Purpose: To identify radiomic texture features of musculoskeletal masses and develop a machine learning-based predictive model to classify musculoskeletal tumors and compare it to expert radiologist reads.
Methods: MR images from a patient cohort with histologically verified musculoskeletal masses (34) were analyzed and used to train predictive classification models. Additional patients (45) with blinded pathology results were used as an independent validation cohort. Texture and geometrical features were extracted from segmented lesions using 13 directional gray level co-occurrence matrices (GLCM), 256 gray level quantization, and 3 pixel offsets. Feature selection was performed by both Correlation-based Feature Selection (CFS) and wrapper-subset schemes using different machine learning strategies, including logistic regression (LG), sequential minimal optimization (SMO), multi-layer perceptron (MLP), and stochastic gradient descent (SGD). Expert radiologists independently read the exams and comparison to their accuracy was performed. Receiver Operator Characteristic (ROC) metrics, and area under the curve (AUC) was used to assess predictive accuracy of selected features and classification scheme.

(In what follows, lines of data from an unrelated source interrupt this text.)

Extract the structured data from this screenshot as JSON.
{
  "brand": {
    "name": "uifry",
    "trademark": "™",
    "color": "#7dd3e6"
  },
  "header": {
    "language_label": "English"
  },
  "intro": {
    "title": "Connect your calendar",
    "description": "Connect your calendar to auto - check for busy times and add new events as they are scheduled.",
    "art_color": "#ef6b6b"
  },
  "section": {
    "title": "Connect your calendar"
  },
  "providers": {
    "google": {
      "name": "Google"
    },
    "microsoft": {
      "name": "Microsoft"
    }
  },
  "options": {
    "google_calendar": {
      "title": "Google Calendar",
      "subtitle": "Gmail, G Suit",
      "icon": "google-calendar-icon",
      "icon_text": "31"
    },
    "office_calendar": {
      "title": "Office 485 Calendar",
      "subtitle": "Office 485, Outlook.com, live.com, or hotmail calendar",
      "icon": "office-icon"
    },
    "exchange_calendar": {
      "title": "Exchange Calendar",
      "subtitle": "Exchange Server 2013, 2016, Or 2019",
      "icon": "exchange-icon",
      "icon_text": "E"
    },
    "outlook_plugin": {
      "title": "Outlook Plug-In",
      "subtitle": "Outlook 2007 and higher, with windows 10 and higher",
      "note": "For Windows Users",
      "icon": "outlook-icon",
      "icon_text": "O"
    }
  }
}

Results: Feature selection substantially reduced the dimensionality of the features for predictive model training from 826 to fewer than 10 prominent features. The highest performing models in terms of AUC were the SGD wrapper+MLP classifier and the SGD wrapper+SGD classifier with 94.8Â±1.1% and 94.1Â±2.4% accuracy, respectively. The results of the additional 45 patient testing data set showed that all models had a classification accuracy of â‰¥87% (39/45), with the SGD wrapper+SGD classifier being the top performer, exhibiting an accuracy of 96% (43/45). Radiomics performed superior to expert radiologists reads.
Conclusion: Radiomic predictive models show promise in characterization of musculoskeletal tumors and machine learning performs better than expert radiologists reads